# [WORK ORDER]
Entries follow. Return each line that contains the word "Appoinment".

# [EXERCISE MATERIALS]
:::::

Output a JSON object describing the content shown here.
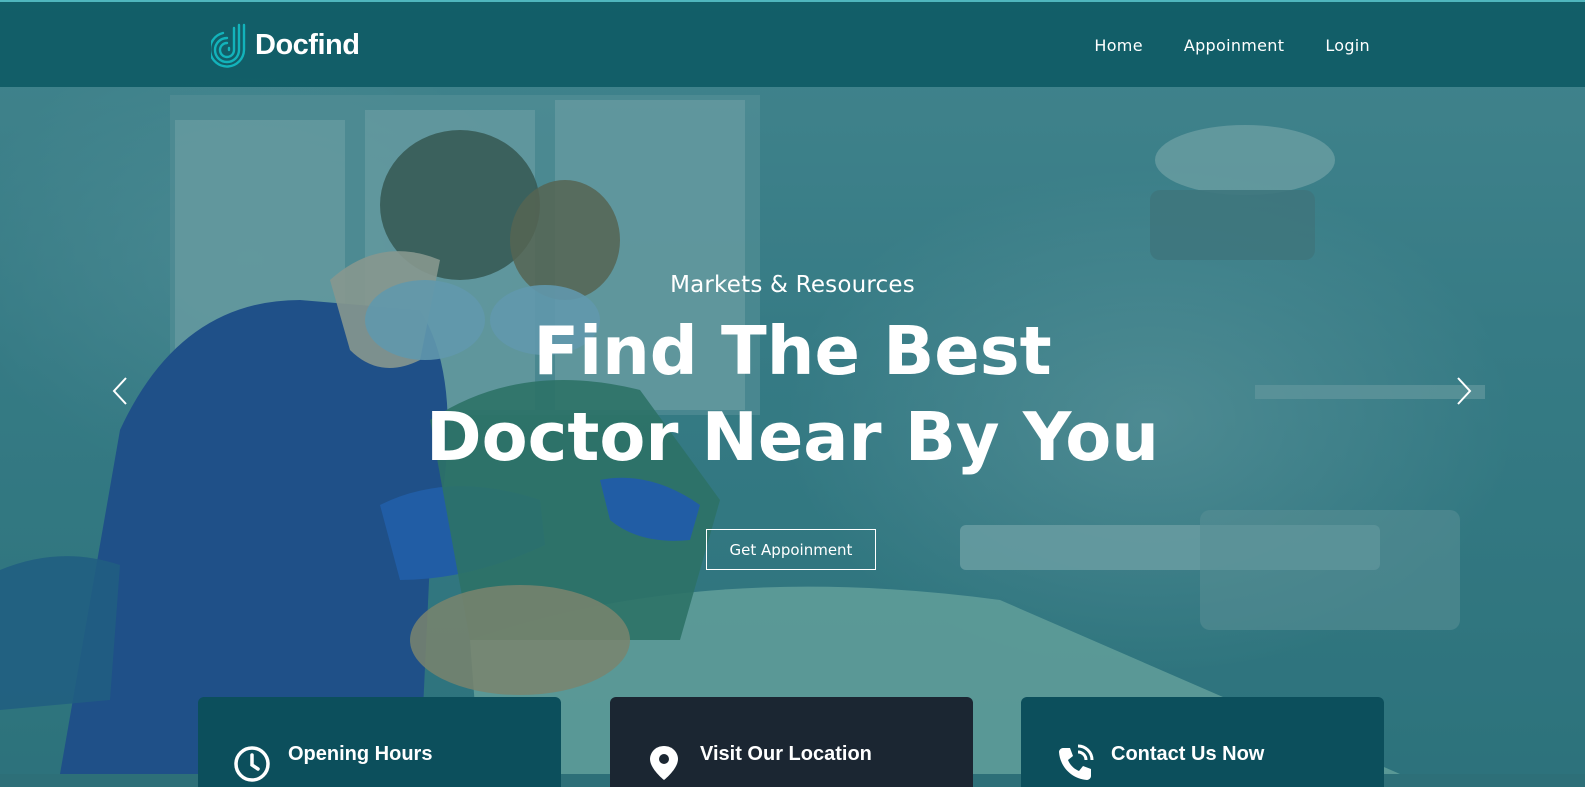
{
  "brand": {
    "name": "Docfind",
    "logo_icon": "docfind-logo-icon"
  },
  "nav": {
    "items": [
      "Home",
      "Appoinment",
      "Login"
    ]
  },
  "hero": {
    "kicker": "Markets & Resources",
    "title_line1": "Find The Best",
    "title_line2": "Doctor Near By You",
    "cta_label": "Get Appoinment",
    "prev_icon": "chevron-left-icon",
    "next_icon": "chevron-right-icon"
  },
  "cards": [
    {
      "title": "Opening Hours",
      "icon": "clock-icon"
    },
    {
      "title": "Visit Our Location",
      "icon": "map-pin-icon"
    },
    {
      "title": "Contact Us Now",
      "icon": "phone-icon"
    }
  ],
  "colors": {
    "topbar": "#0b5862",
    "card_teal": "#0c4f5c",
    "card_dark": "#1b2632",
    "accent": "#13b3bb"
  }
}
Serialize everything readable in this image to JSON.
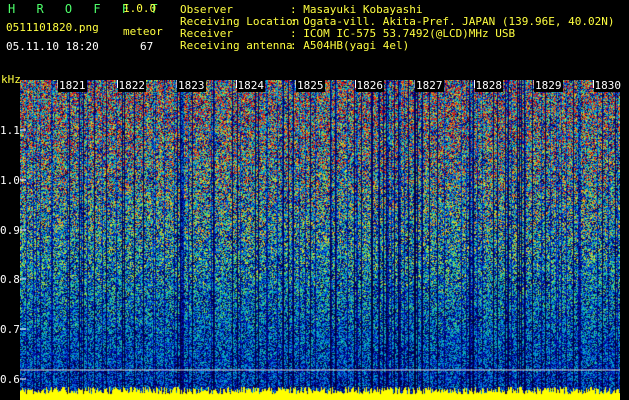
{
  "header": {
    "app_title": "H R O F F T",
    "app_version": "1.0.0",
    "file_name": "0511101820.png",
    "meteor_label": "meteor",
    "meteor_count": "67",
    "date_time": "05.11.10 18:20",
    "fields": [
      {
        "label": "Observer",
        "value": ": Masayuki Kobayashi"
      },
      {
        "label": "Receiving Location",
        "value": ": Ogata-vill. Akita-Pref. JAPAN (139.96E, 40.02N)"
      },
      {
        "label": "Receiver",
        "value": ": ICOM IC-575 53.7492(@LCD)MHz USB"
      },
      {
        "label": "Receiving antenna",
        "value": ": A504HB(yagi 4el)"
      }
    ]
  },
  "axes": {
    "y_unit": "kHz",
    "y_ticks": [
      "1.1",
      "1.0",
      "0.9",
      "0.8",
      "0.7",
      "0.6"
    ],
    "x_ticks": [
      "1821",
      "1822",
      "1823",
      "1824",
      "1825",
      "1826",
      "1827",
      "1828",
      "1829",
      "1830"
    ]
  },
  "colors": {
    "background": "#000000",
    "header_green": "#4dff6a",
    "header_yellow": "#ffff40",
    "baseline_yellow": "#ffff00"
  }
}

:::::

# [SOLVED PROBLEM]
      "Appoinment",
    "cta_label": "Get Appoinment",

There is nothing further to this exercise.